## A binary matrix is a matrix consisting entirely of $0$s and $1$s. Consider the following transformations that can be performed on a binary matrix:

Swap any two rows

Swap any two columns

Flip all elements in a single row ($1$s become $0$s, $0$s become $1$s)

Flip all elements in a single column

Two binary matrices $A$ and $B$ will be considered equivalent if there is a sequence of such transformations that when applied to $A$ yields $B$. For example, the following two matrices are equivalent:

$A=\begin{pmatrix}

1 & 0 & 1 \\

0 & 0 & 1 \\

0 & 0 & 0 \\

\end{pmatrix} \quad B=\begin{pmatrix}

0 & 0 & 0 \\

1 & 0 & 0 \\

0 & 0 & 1 \\

\end{pmatrix}$

via the sequence of two transformations “Flip all elements in column 3” followed by “Swap rows 1 and 2”.

Define $c(n)$ to be the maximum number of $n\times n$ binary matrices that can be found such that no two are equivalent. For example, $c(3)=3$. You are also given that $c(5)=39$ and $c(8)=656108$.

Find $c(20)$, and give your answer modulo $1\,001\,001\,011$.

### This problem can be solved using Burnside’s Lemma, which deals with the number of orbits in the action of a group on a set. The lemma states that the number of orbits (in this case, the different non-equivalent matrices) is equal to the average number of fixed points of the action of each element in the group.

The first step is to identify the group. In this problem, the group consists of all possible sequences of the four transformations. This group can be decomposed into multiple subgroups based on the number of cascades (i.e., consecutive row or column operations). It turns out that there are $2n$ non-cascade operations, $(n-1)n$ one-cascade operations, and $(n-2)(n-1)n$ two-cascade operations.

The second step is to compute the number of fixed points for each operation. For a non-cascade operation, each $n \times n$ matrix has to be a palindrome, and there are $2^{n^2/2}$ such matrices. For a one-cascade operation, each $n \times n/2$ matrix has to be a palindrome, and there are $2^{n^2/2}$ such matrices, but only $1/2$ of them are fixed due to the symmetry of the operation. For a two-cascade operation, each $n/2 \times n/2$ matrix has to be a palindrome, and there are $2^{n^2/4}$ such matrices, and only $1/2$ of them are fixed.

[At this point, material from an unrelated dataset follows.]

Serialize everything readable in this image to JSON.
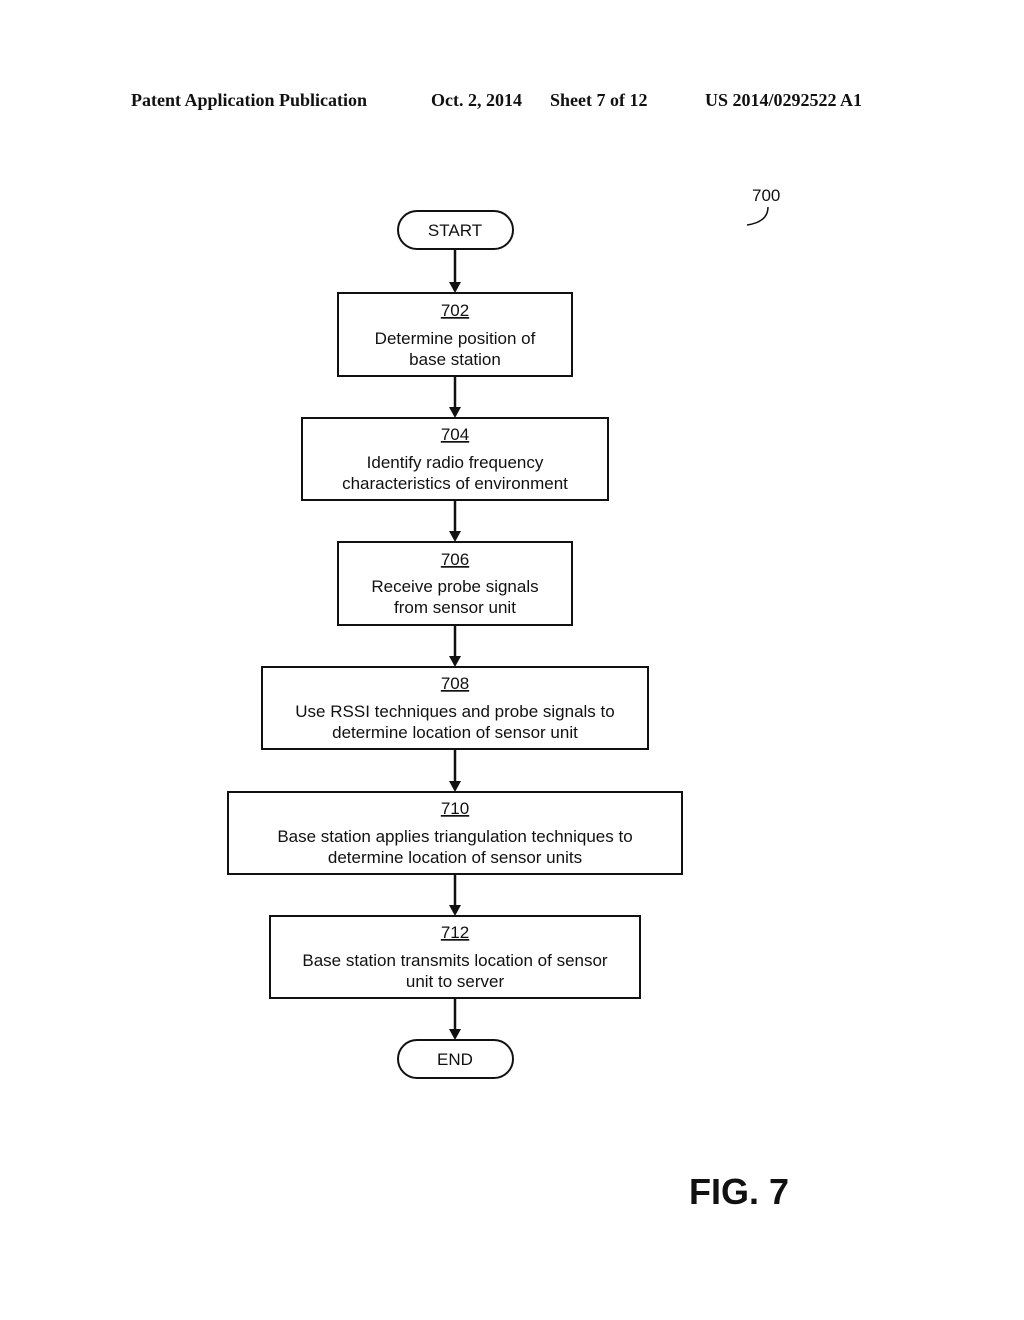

Finally, substitute these results into Burnside’s Lemma to obtain $c(n) = (2n \cdot 2^{n^2/2} + (n-1)n \cdot 2^{n^2/2} \cdot 1/2 + (n-2)(n-1)n \cdot 2^{n^2/4} \cdot 1/2) / (2n + (n-1)n + (n-2)(n-1)n)$. It remains to compute $c(20)$ modulo $1\,001\,001\,011$.

Since the computation is likely to be very large, it’s necessary to use a fast modular exponentiation algorithm. Also, one may need to use the method of squaring, combined with the repeated multiplication strategy, to compute the powers of $2$.

Note: This is a rough sketch of how one might approach this problem. There’s quite a lot of calculation here to actually find the answer, and the end result would be a very large number!

##### More Answers:

Lambda CountTwo Heads Are Better Than One

Gcd Sum